ACTION ITEM:
The records are to be copied exactly and in full.

EXERCISE DATA:
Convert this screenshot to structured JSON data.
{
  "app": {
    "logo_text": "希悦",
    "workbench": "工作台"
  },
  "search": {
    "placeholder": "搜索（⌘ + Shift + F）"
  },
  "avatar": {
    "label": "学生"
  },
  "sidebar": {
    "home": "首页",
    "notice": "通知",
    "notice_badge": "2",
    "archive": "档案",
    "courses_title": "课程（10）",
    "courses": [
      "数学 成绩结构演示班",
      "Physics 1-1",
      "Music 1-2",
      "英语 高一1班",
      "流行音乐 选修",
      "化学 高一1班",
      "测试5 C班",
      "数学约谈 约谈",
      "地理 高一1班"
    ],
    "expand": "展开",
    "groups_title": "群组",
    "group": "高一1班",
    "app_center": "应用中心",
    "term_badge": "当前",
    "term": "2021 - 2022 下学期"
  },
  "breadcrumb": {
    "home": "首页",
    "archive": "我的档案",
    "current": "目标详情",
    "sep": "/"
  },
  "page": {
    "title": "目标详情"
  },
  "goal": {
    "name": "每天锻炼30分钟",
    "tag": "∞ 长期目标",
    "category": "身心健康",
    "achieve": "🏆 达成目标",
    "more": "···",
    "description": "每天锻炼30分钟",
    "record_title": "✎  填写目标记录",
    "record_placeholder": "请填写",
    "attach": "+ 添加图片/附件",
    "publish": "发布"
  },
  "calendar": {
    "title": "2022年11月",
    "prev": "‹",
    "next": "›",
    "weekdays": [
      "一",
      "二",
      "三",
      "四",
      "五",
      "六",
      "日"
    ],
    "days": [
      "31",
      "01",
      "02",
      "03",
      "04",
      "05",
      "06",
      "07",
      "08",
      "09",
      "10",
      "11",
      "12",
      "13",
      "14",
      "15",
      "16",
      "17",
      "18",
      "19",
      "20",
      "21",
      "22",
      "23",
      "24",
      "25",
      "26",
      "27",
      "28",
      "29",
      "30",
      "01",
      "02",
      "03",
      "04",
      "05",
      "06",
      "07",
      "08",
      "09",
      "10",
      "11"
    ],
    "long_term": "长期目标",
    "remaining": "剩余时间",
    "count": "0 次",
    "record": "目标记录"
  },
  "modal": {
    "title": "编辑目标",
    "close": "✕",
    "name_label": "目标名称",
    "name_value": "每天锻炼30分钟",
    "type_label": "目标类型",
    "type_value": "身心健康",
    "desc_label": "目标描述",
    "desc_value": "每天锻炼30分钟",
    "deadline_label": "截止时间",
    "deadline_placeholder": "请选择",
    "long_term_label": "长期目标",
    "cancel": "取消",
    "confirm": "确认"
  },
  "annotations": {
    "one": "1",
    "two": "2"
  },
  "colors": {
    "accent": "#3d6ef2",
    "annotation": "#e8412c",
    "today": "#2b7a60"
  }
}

TASK RESPONSE:
Convert this screenshot to structured JSON data.
{
  "app": {
    "logo_text": "希悦",
    "workbench": "工作台"
  },
  "search": {
    "placeholder": "搜索（⌘ + Shift + F）"
  },
  "avatar": {
    "label": "学生"
  },
  "sidebar": {
    "home": "首页",
    "notice": "通知",
    "notice_badge": "2",
    "archive": "档案",
    "courses_title": "课程（10）",
    "courses": [
      "数学 成绩结构演示班",
      "Physics 1-1",
      "Music 1-2",
      "英语 高一1班",
      "流行音乐 选修",
      "化学 高一1班",
      "测试5 C班",
      "数学约谈 约谈",
      "地理 高一1班"
    ],
    "expand": "展开",
    "groups_title": "群组",
    "group": "高一1班",
    "app_center": "应用中心",
    "term_badge": "当前",
    "term": "2021 - 2022 下学期"
  },
  "breadcrumb": {
    "home": "首页",
    "archive": "我的档案",
    "current": "目标详情",
    "sep": "/"
  },
  "page": {
    "title": "目标详情"
  },
  "goal": {
    "name": "每天锻炼30分钟",
    "tag": "∞ 长期目标",
    "category": "身心健康",
    "achieve": "🏆 达成目标",
    "more": "···",
    "description": "每天锻炼30分钟",
    "record_title": "✎  填写目标记录",
    "record_placeholder": "请填写",
    "attach": "+ 添加图片/附件",
    "publish": "发布"
  },
  "calendar": {
    "title": "2022年11月",
    "prev": "‹",
    "next": "›",
    "weekdays": [
      "一",
      "二",
      "三",
      "四",
      "五",
      "六",
      "日"
    ],
    "days": [
      "31",
      "01",
      "02",
      "03",
      "04",
      "05",
      "06",
      "07",
      "08",
      "09",
      "10",
      "11",
      "12",
      "13",
      "14",
      "15",
      "16",
      "17",
      "18",
      "19",
      "20",
      "21",
      "22",
      "23",
      "24",
      "25",
      "26",
      "27",
      "28",
      "29",
      "30",
      "01",
      "02",
      "03",
      "04",
      "05",
      "06",
      "07",
      "08",
      "09",
      "10",
      "11"
    ],
    "long_term": "长期目标",
    "remaining": "剩余时间",
    "count": "0 次",
    "record": "目标记录"
  },
  "modal": {
    "title": "编辑目标",
    "close": "✕",
    "name_label": "目标名称",
    "name_value": "每天锻炼30分钟",
    "type_label": "目标类型",
    "type_value": "身心健康",
    "desc_label": "目标描述",
    "desc_value": "每天锻炼30分钟",
    "deadline_label": "截止时间",
    "deadline_placeholder": "请选择",
    "long_term_label": "长期目标",
    "cancel": "取消",
    "confirm": "确认"
  },
  "annotations": {
    "one": "1",
    "two": "2"
  },
  "colors": {
    "accent": "#3d6ef2",
    "annotation": "#e8412c",
    "today": "#2b7a60"
  }
}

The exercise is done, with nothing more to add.